How is Cardiac Amyloidosis Diagnosed and Treated?
Depending on the type of amyloidosis suspected, there are several diagnostic tests possible:
- Blood and urine testing – serum free light chains and serum immunofluorescence (to evaluate for AL amyloidosis), troponin (to detect heart injury), natriuretic peptides (BNP or NTproBNP, to assess if the pressure inside your heart is increased)
- Echocardiography – to evaluate heart function and structure; a thicker heart wall may indicate presence of amyloidosis
- Pyrophosphate (PYP) scan – to evaluate presence of TTR amyloid deposits in the heart

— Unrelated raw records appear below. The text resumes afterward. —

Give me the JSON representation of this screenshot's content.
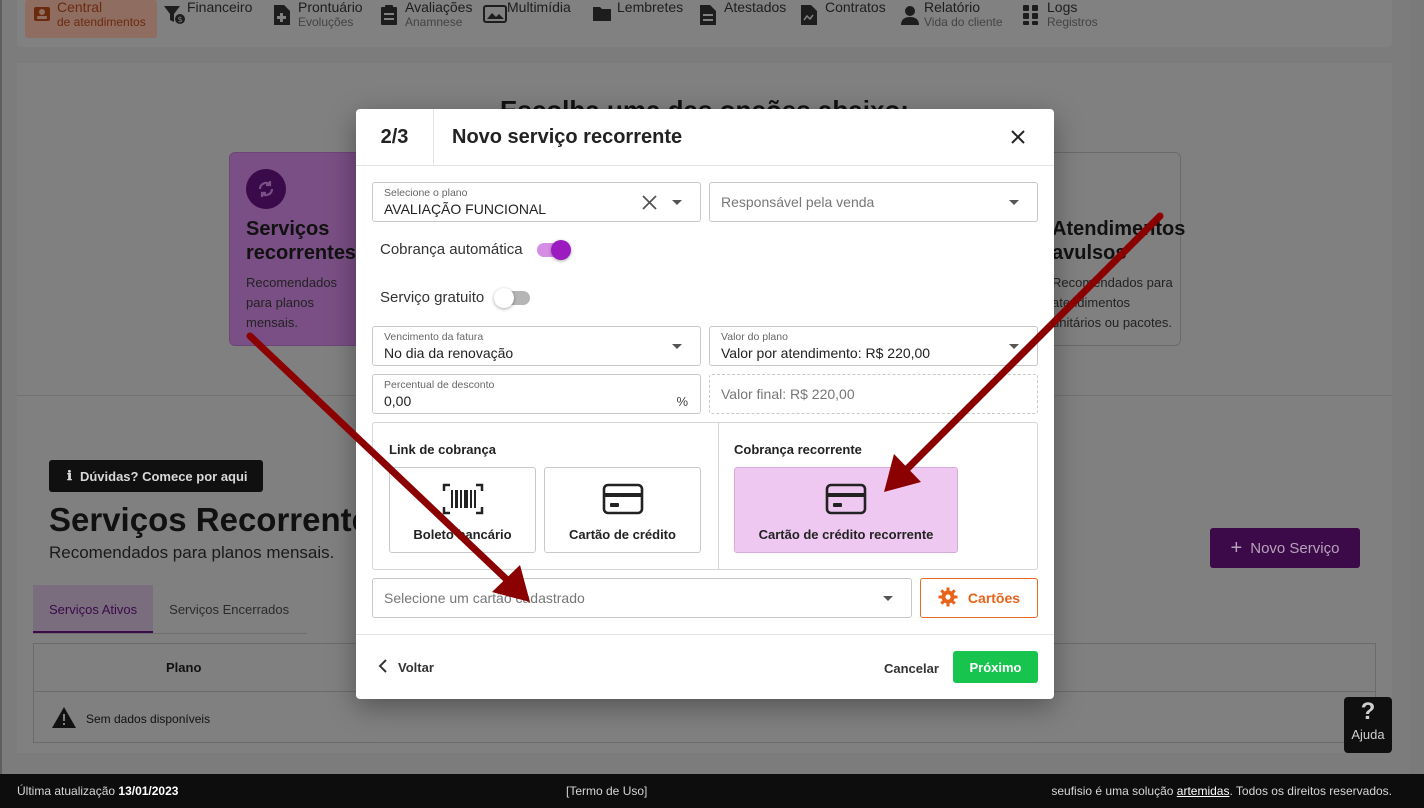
{
  "nav": {
    "items": [
      {
        "label": "Central",
        "sub": "de atendimentos",
        "icon": "person-badge-icon"
      },
      {
        "label": "Financeiro",
        "sub": "",
        "icon": "filter-money-icon"
      },
      {
        "label": "Prontuário",
        "sub": "Evoluções",
        "icon": "medical-file-icon"
      },
      {
        "label": "Avaliações",
        "sub": "Anamnese",
        "icon": "clipboard-icon"
      },
      {
        "label": "Multimídia",
        "sub": "",
        "icon": "images-icon"
      },
      {
        "label": "Lembretes",
        "sub": "",
        "icon": "folder-icon"
      },
      {
        "label": "Atestados",
        "sub": "",
        "icon": "document-icon"
      },
      {
        "label": "Contratos",
        "sub": "",
        "icon": "contract-icon"
      },
      {
        "label": "Relatório",
        "sub": "Vida do cliente",
        "icon": "user-icon"
      },
      {
        "label": "Logs",
        "sub": "Registros",
        "icon": "grid-icon"
      }
    ]
  },
  "background": {
    "choose_title": "Escolha uma das opções abaixo:",
    "card_left_title": "Serviços recorrentes",
    "card_left_desc": "Recomendados para planos mensais.",
    "card_right_title": "Atendimentos avulsos",
    "card_right_desc": "Recomendados para atendimentos unitários ou pacotes.",
    "help_pill": "Dúvidas? Comece por aqui",
    "page_title": "Serviços Recorrentes",
    "page_sub": "Recomendados para planos mensais.",
    "tab_active": "Serviços Ativos",
    "tab_closed": "Serviços Encerrados",
    "new_service": "Novo Serviço",
    "table_header_plan": "Plano",
    "empty_text": "Sem dados disponíveis"
  },
  "footer": {
    "updated_label": "Última atualização",
    "updated_date": "13/01/2023",
    "terms": "[Termo de Uso]",
    "right_prefix": "seufisio é uma solução ",
    "right_brand": "artemidas",
    "right_suffix": ". Todos os direitos reservados."
  },
  "help_float": {
    "label": "Ajuda",
    "glyph": "?"
  },
  "modal": {
    "step": "2/3",
    "title": "Novo serviço recorrente",
    "plan": {
      "label": "Selecione o plano",
      "value": "AVALIAÇÃO FUNCIONAL"
    },
    "seller": {
      "placeholder": "Responsável pela venda"
    },
    "auto_billing": {
      "label": "Cobrança automática",
      "on": true
    },
    "free_service": {
      "label": "Serviço gratuito",
      "on": false
    },
    "due": {
      "label": "Vencimento da fatura",
      "value": "No dia da renovação"
    },
    "plan_value": {
      "label": "Valor do plano",
      "value": "Valor por atendimento: R$ 220,00"
    },
    "discount": {
      "label": "Percentual de desconto",
      "value": "0,00",
      "suffix": "%"
    },
    "final_value": "Valor final: R$ 220,00",
    "link_section": "Link de cobrança",
    "recurring_section": "Cobrança recorrente",
    "opt_boleto": "Boleto bancário",
    "opt_card": "Cartão de crédito",
    "opt_recurring_card": "Cartão de crédito recorrente",
    "card_select_placeholder": "Selecione um cartão cadastrado",
    "cards_button": "Cartões",
    "back": "Voltar",
    "cancel": "Cancelar",
    "next": "Próximo"
  },
  "colors": {
    "accent_purple": "#9b1bc1",
    "selected_option_bg": "#efc8f2",
    "next_green": "#17c44e",
    "cards_orange": "#e8621a",
    "annotation_arrow": "#8b0000"
  }
}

- Cardiac magnetic resonance imaging (MRI) – to determine degree of fibrosis in the heart, and assess heart function or structure
- Cardiac Biopsy – to look for presence of amyloid deposits and fibrils; tissue can be taken from the heart
- Genetic testing – if hereditary TTR amyloidosis is suspected, genetic testing identifies the specific disease-causing mutation
Treatment also varies depending on the type of amyloidosis. There are two aspects of amyloidosis treatment: one to treat the symptoms and organ damage caused by amyloid deposits and one to target the pathophysiology of amyloid deposition. The specific treatments to address the latter are listed below:
- AL amyloidosis: chemotherapy, immune modulatory therapy, and/or steroids can be used to reduce the production of plasma cells and abnormal light chain proteins
- TTR amyloidosis: TTR silencers decrease TTR gene expression by the liver, and TTR stabilizers prevent the TTR protein from breaking down and forming amyloid deposits.
- In some cases, stem cell transplant or heart transplantation can be considered.
Cardiac Amyloidosis Research at UCSF
At UCSF, we routinely participate in clinical trials and expanded access programs for the new and existing therapies. Here are a few of the current amyloidosis clinical trials and research projects we participate in:
- CardioTTRansform: A Study to Evaluate the Efficacy and Safety of Eplontersen in Participants With Transthyretin-Mediated Amyloid Cardiomyopathy (ATTR CM)
- Cardiac Amyloidosis Registry Study (CARS): a registry of cardiac amyloidosis patients to describe the characteristics and outcomes of patients with amyloidosis. In collaboration with Cedars Sinai Medical Center and other site
- CAEL-101: A Study to Evaluate the Efficacy and Safety of CAEL-101 in Patients With Mayo Stage IIIa AL Amyloidosis